No warning at all, because a "shortly delayed warning" is pointless. It'd be like putting the horns and whistles on the trailing end of a train instead of the head end. What good is alerting people to a danger that's already past?FreqGirl said:So what is better..a shortly delayed warning or no warning at all?
I dispute your claim that all pursuees continue regardless of whether or not they are being followed on the ground. I have seen exactly the opposite in the city in which I live now. It obtained a police helicopter and changed its policies years ago, after a member trying to lay out a spike belt was struck and killed (quite gruesomely - there was more than one "yellow blanket" required) by a fleeing criminal. The police helicopter takes primary on every pursuit now, and invariably, the pursuits end with much less damage and, to date, zero loss of life (with the exception of one pursuee who died when he lost control of his vehicle). In fact, most offenders stop and give up when they realize the aircraft is in position. Granted, this is far from a "pursuit capital of the world" locale, and chases are infrequent, but the fact remains that reducing the number of cars speeding through streets and highways has drastically cut down on deaths, injuries, and property damage.FreqGirl said:You obviously know that they still run in the absence of police cars with the helicopter following, based on your post.
My opinion is that a person driving at grossly excessive speeds with no concern for other users of the road and/or the laws that govern the roads, is one of the most violent offenders out there.FreqGirl said:You obviously cannot shoot at a not actively violent offender.
First of all, I want to point out that I'm aware of how much these pursuit shows like World's Wildest Police Videos dumb down, over-exaggerate, and mis-interpret video and other recordings they show. They outright lie in many cases, such as claiming that the offender "tried to jump out of the car" in a particularly famous video where a car bouncing thru a ditch partially ejects the driver when the door pops open due to damage. I make this point because the earlier point, in my earlier post, about the school zone, was only ever mentioned by the narrator on the pursuit show. There's no way for the viewer to know if the officer in pursuit was actually thinking about the school zone, or saw what he thought was a good opportunity and took it, or just got frustrated and rammed the pursuee.FreqGirl said:It was better than racing through the school zone, however. Better an accident than a child fatality though, so maybe not a poor decision at all.

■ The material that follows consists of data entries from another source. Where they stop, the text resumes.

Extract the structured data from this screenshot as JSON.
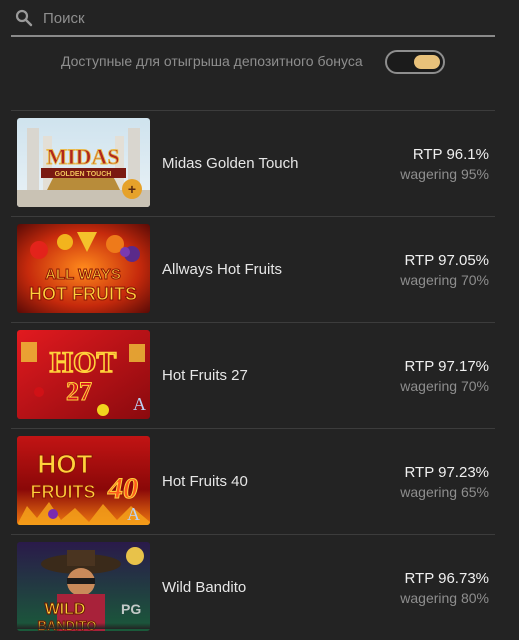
{
  "search": {
    "placeholder": "Поиск",
    "icon": "search-icon"
  },
  "filter": {
    "label": "Доступные для отыгрыша депозитного бонуса",
    "toggle_on": true,
    "toggle_color": "#e8c17a"
  },
  "games": [
    {
      "name": "Midas Golden Touch",
      "rtp": "RTP 96.1%",
      "wagering": "wagering 95%",
      "thumb_text": [
        "MIDAS",
        "GOLDEN TOUCH"
      ]
    },
    {
      "name": "Allways Hot Fruits",
      "rtp": "RTP 97.05%",
      "wagering": "wagering 70%",
      "thumb_text": [
        "ALL WAYS",
        "HOT FRUITS"
      ]
    },
    {
      "name": "Hot Fruits 27",
      "rtp": "RTP 97.17%",
      "wagering": "wagering 70%",
      "thumb_text": [
        "HOT",
        "27"
      ]
    },
    {
      "name": "Hot Fruits 40",
      "rtp": "RTP 97.23%",
      "wagering": "wagering 65%",
      "thumb_text": [
        "HOT",
        "FRUITS",
        "40"
      ]
    },
    {
      "name": "Wild Bandito",
      "rtp": "RTP 96.73%",
      "wagering": "wagering 80%",
      "thumb_text": [
        "WILD",
        "BANDITO",
        "PG"
      ]
    }
  ]
}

This seems incongruous with the rest of your argument. You advocate stopping the pursuit here, lest a child be injured; yet in the rest of your post, you call for ground pursuit to be maintained, to provide some kind of warning after the danger has already gone past.FreqGirl said:Swallow a child fatality on national television and that officer would have been crucified for not ending it earlier.
I'm thinking James Bond all of a sudden. And while it might seem a little too "sci-fi"-y for me to say so, if not a Vulcan cannon, we're getting close to the technology (IMO) where an aircraft might be able to disable a vehicle in other ways.. perhaps a focused EM pulse, some kind of sticky goo, etc. I saw a marking weapon being showcased on a sci-tech show recently that uses some kind of modified shotgun to 'tag' a car with a tracking device contained in an adhesive mix. Mark a car with that and everybody pulls back and waits for the ping on the computer screen to stop moving, and then surround and conquer.rfmobile said:Funny you should mention the helicopter armament. I'm waiting for someone to deploy spikes via chopper. Bombs away!